The initial flavors were a combination of white pepper and wood. There was a minor pepper blast (a.k.a Garcia/My Father Cigars style) to start. The pepper settled down as was quickly joined by notes of coffee, cream, and cinnamon. It was the coffee and cream notes that moved into the forefront with the cinnamon, white pepper, and wood playing secondary roles. There was a unique fusion with all of these flavors – and it created one of the more uniquely tasting cigars I have had.
Around ten percent, I noticed some toast notes move into the background. Toward the end of the first third, some dark chocolate notes also entered the equation. The chocolate notes were also in the background. The toast and chocolate notes both helped with the evolution of this cigar as they complemented as opposed to replacing the other flavors. In the second third, there were times throughout the smoke where the dark chocolate did move between being a primary flavor and being a secondary flavor.
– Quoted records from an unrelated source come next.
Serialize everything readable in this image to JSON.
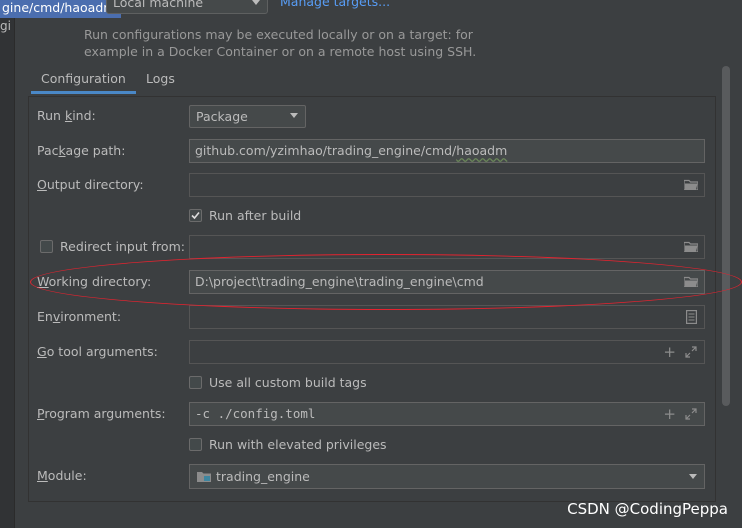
{
  "top": {
    "breadcrumb_selected": "gine/cmd/haoadm",
    "left_stub": "gi",
    "target_value": "Local machine",
    "manage_targets": "Manage targets...",
    "description": "Run configurations may be executed locally or on a target: for example in a Docker Container or on a remote host using SSH."
  },
  "tabs": [
    {
      "label": "Configuration",
      "active": true
    },
    {
      "label": "Logs",
      "active": false
    }
  ],
  "form": {
    "run_kind": {
      "label_pre": "Run ",
      "label_u": "k",
      "label_post": "ind:",
      "value": "Package"
    },
    "package_path": {
      "label_pre": "Pac",
      "label_u": "k",
      "label_post": "age path:",
      "value_plain": "github.com/yzimhao/trading_engine/cmd/",
      "value_squiggle": "haoadm"
    },
    "output_directory": {
      "label_pre": "",
      "label_u": "O",
      "label_post": "utput directory:",
      "value": ""
    },
    "run_after_build": {
      "label": "Run after build",
      "checked": true
    },
    "redirect_input": {
      "label": "Redirect input from:",
      "checked": false,
      "value": ""
    },
    "working_directory": {
      "label_pre": "",
      "label_u": "W",
      "label_post": "orking directory:",
      "value": "D:\\project\\trading_engine\\trading_engine\\cmd"
    },
    "environment": {
      "label_pre": "En",
      "label_u": "v",
      "label_post": "ironment:",
      "value": ""
    },
    "go_tool_arguments": {
      "label_pre": "",
      "label_u": "G",
      "label_post": "o tool arguments:",
      "value": ""
    },
    "use_custom_build_tags": {
      "label": "Use all custom build tags",
      "checked": false
    },
    "program_arguments": {
      "label_pre": "",
      "label_u": "P",
      "label_post": "rogram arguments:",
      "value": "-c ./config.toml"
    },
    "run_elevated": {
      "label": "Run with elevated privileges",
      "checked": false
    },
    "module": {
      "label_pre": "",
      "label_u": "M",
      "label_post": "odule:",
      "value": "trading_engine"
    }
  },
  "icons": {
    "folder": "folder-icon",
    "document": "document-icon",
    "plus": "plus-icon",
    "expand": "expand-icon",
    "module": "module-icon"
  },
  "colors": {
    "background": "#3c3f41",
    "accent_tab": "#4a88c7",
    "link": "#589df6",
    "selection": "#4b6eaf",
    "annotation_ellipse": "#e4232f"
  },
  "watermark": "CSDN @CodingPeppa"
}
Around the midway point of the smoke of the Summerfest 2010 Robusto, the white pepper seemed to mount a comeback. At the same time, another note evolved from the flavors of coffee, cream, wood, cinnamon, toast, and dark chocolate (I could still taste all of these flavors) – flavors of sugar cane. The sugar cane-like notes provided a nice sweetness to the cigar.
Toward the last third, the flavor profile began to simplify as many of the flavors slowly dissipated. The notes of chocolate, cinnamon, cream, toast, and sugar cane all faded. The cigar got more woody and peppery (still white pepper) toward the end. I could still taste a little coffee on the tongue toward the end. There was a definite increase in spice in the last third, and I could also feel the spice in my nostrils. The spice didn’t make for the smoothest finish, but it wasn’t overly harsh either. The resulting nub was cool in temperature, but soft to the touch.
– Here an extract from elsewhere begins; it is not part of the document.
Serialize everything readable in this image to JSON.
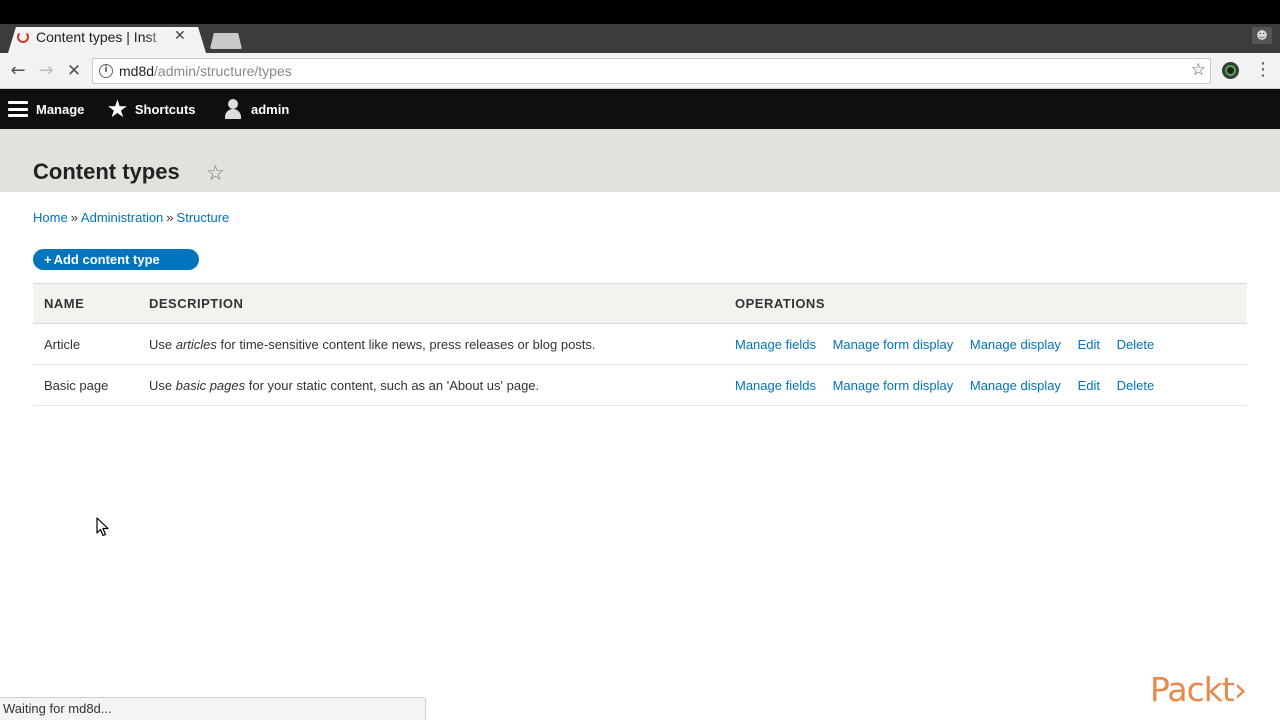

Burn and Draw
This cigar has been aging in my humidor for a couple of years, so I was hoping for no major burn or draw issues. For the most part the burn was good. There were times I had to use my butane lighter for touch-ups, and that kept it straight without any major canoeing. The resulting ash was salt and pepper color and held pretty tightly. The burn rate and burn temperature were ideal. With the burn temperature, I could sense that overdrawing on the Summerfest 2010 Robusto could easily lead to a hot burn. This was one of those cigars I wanted to really enjoy, so the slower pace worked well and kept the temperature in check. Overall, this cigar had a very good draw to it as well.
|Viaje Summerfest Robusto 2010 Burn|
Strength and Body
The Viaje Summerfest 2010 Robusto is going to have a little kick to it. It is not going to be overwhelmingly strong, but it still had just enough nicotine to push it into the medium to full strength range. For the body, there are some nice flavors in this cigar. The flavors are robust yet not overpowering. Overall, I assessed this to be a medium to full-bodied cigar as well. The strength and body balance each other very nicely on this cigar – giving you the right dose of strength and right dose of flavor.
This cigar is nothing short of a home run and definitely ranks among Viaje’s best releases. At the time of this writing, I have not sampled the Summerfest 2012, but the Summerfest Robusto 2010 stands above all of the other releases in the Summerfest series. It is worth noting that the Summerfest Robusto 2011 Torpedo does have a shagged foot and is of a similar size to the Summerfest Robusto 2010. However, in my book a torpedo still doesn’t stand-up to a parejo. The Summerfest 2010 Robusto would be perfect to introduce a novice smoker to a complex, flavorful medium to full strength/body smoke. Experienced cigar enthusiasts will appreciate the complexity and flavor of the Summerfest 2010. However, given how hard these are to come by, you might just want to lock these away. As for myself, I’m not sure if I will ever get to smoke these again, but I’d sure like to.
Strength: Medium to Full
Body: Medium to Full
Source: This cigar was gifted to me by a friend. Thanks SB.